Data about app and page elements

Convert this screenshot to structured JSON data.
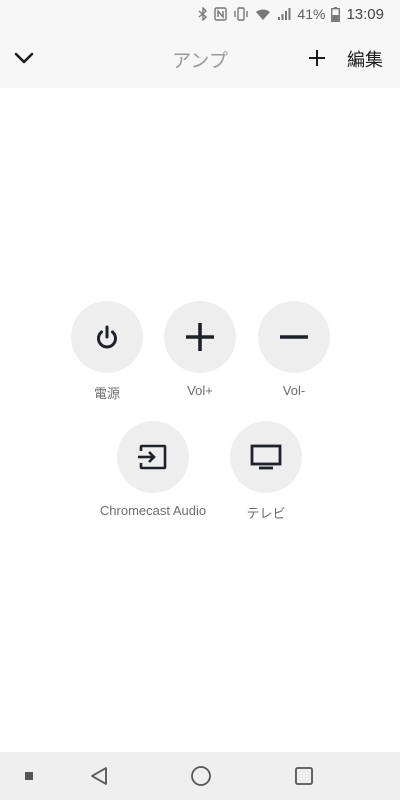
{
  "status_bar": {
    "battery_percent": "41%",
    "time": "13:09",
    "icons": [
      "bluetooth-icon",
      "nfc-icon",
      "vibrate-icon",
      "wifi-icon",
      "signal-icon",
      "battery-icon"
    ]
  },
  "app_bar": {
    "title": "アンプ",
    "edit_label": "編集",
    "icons": [
      "chevron-down-icon",
      "plus-icon"
    ]
  },
  "buttons": [
    {
      "label": "電源",
      "icon": "power-icon"
    },
    {
      "label": "Vol+",
      "icon": "plus-icon"
    },
    {
      "label": "Vol-",
      "icon": "minus-icon"
    },
    {
      "label": "Chromecast Audio",
      "icon": "input-icon"
    },
    {
      "label": "テレビ",
      "icon": "tv-icon"
    }
  ],
  "nav_bar": {
    "icons": [
      "menu-dot-icon",
      "back-icon",
      "home-icon",
      "recents-icon"
    ]
  },
  "colors": {
    "button_bg": "#eeeeee",
    "icon": "#1f2229",
    "label": "#6d6d6d",
    "title": "#9a9a9a"
  }
}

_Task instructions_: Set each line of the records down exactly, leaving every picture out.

_Answer space_:
Convert this screenshot to structured JSON data.
{
  "status_bar": {
    "battery_percent": "41%",
    "time": "13:09",
    "icons": [
      "bluetooth-icon",
      "nfc-icon",
      "vibrate-icon",
      "wifi-icon",
      "signal-icon",
      "battery-icon"
    ]
  },
  "app_bar": {
    "title": "アンプ",
    "edit_label": "編集",
    "icons": [
      "chevron-down-icon",
      "plus-icon"
    ]
  },
  "buttons": [
    {
      "label": "電源",
      "icon": "power-icon"
    },
    {
      "label": "Vol+",
      "icon": "plus-icon"
    },
    {
      "label": "Vol-",
      "icon": "minus-icon"
    },
    {
      "label": "Chromecast Audio",
      "icon": "input-icon"
    },
    {
      "label": "テレビ",
      "icon": "tv-icon"
    }
  ],
  "nav_bar": {
    "icons": [
      "menu-dot-icon",
      "back-icon",
      "home-icon",
      "recents-icon"
    ]
  },
  "colors": {
    "button_bg": "#eeeeee",
    "icon": "#1f2229",
    "label": "#6d6d6d",
    "title": "#9a9a9a"
  }
}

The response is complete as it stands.